### What to do
Scan the records for the string "subtitle" and copy every line that holds it.

### Source data

* * *

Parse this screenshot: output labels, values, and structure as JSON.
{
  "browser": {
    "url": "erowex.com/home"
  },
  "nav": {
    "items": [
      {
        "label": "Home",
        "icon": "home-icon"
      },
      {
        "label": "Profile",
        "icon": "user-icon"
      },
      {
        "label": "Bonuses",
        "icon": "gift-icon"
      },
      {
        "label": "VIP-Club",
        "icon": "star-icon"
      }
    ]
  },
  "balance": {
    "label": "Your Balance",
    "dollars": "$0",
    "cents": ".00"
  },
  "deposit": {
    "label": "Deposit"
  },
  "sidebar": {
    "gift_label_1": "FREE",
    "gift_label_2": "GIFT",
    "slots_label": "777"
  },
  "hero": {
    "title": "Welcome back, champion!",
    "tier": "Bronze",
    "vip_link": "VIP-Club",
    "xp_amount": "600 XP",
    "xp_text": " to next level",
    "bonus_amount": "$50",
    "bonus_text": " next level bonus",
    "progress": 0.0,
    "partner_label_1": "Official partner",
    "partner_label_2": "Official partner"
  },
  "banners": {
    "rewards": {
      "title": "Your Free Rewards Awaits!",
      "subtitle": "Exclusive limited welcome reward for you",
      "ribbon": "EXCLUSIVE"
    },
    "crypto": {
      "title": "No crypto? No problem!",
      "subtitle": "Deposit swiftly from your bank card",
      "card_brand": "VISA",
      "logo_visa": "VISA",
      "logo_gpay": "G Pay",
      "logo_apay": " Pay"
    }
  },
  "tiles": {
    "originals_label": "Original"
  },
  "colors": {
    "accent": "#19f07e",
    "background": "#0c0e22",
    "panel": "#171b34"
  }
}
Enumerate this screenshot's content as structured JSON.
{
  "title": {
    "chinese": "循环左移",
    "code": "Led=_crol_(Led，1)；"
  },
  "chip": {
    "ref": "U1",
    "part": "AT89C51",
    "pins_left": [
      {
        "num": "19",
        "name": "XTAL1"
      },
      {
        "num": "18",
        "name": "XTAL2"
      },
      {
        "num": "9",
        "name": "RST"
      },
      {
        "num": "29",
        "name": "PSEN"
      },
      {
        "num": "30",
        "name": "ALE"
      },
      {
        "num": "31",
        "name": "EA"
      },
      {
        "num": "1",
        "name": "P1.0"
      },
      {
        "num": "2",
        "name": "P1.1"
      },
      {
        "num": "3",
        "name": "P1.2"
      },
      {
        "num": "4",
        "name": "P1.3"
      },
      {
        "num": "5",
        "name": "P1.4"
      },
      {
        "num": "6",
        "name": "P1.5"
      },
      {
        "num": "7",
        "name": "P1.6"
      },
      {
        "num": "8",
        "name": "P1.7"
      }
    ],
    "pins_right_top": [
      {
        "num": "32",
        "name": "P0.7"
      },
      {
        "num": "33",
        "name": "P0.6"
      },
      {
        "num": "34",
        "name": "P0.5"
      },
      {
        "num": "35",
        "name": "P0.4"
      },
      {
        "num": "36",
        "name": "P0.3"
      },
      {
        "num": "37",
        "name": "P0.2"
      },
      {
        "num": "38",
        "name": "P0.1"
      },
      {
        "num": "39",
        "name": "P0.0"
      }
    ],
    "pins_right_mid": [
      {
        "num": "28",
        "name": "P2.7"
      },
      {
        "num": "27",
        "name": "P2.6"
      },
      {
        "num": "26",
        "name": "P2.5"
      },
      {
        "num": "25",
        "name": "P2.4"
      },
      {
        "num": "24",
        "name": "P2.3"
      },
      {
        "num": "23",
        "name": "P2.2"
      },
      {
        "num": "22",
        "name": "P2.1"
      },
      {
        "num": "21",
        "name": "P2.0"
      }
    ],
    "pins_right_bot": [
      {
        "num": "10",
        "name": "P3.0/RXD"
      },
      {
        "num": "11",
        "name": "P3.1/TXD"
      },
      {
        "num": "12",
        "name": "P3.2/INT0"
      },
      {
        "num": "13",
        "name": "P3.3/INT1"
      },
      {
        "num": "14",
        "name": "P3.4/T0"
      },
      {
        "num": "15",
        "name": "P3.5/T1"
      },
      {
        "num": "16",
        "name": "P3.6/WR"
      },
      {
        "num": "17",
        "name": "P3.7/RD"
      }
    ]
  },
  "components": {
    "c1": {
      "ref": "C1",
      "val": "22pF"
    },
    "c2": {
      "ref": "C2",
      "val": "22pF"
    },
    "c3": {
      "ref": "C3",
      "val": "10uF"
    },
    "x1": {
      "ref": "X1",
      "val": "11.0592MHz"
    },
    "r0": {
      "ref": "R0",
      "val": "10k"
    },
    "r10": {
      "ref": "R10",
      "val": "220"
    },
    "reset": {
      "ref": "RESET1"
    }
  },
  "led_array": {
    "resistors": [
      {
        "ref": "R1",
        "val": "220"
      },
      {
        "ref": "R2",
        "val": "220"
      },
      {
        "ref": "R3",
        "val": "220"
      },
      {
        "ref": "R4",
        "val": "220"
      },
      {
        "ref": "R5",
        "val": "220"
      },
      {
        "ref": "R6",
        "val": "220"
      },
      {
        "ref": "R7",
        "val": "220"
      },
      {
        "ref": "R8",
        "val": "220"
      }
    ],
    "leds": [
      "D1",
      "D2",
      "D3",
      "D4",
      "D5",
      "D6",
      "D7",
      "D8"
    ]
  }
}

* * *

### Exercise answer
      "subtitle": "Exclusive limited welcome reward for you",
      "subtitle": "Deposit swiftly from your bank card",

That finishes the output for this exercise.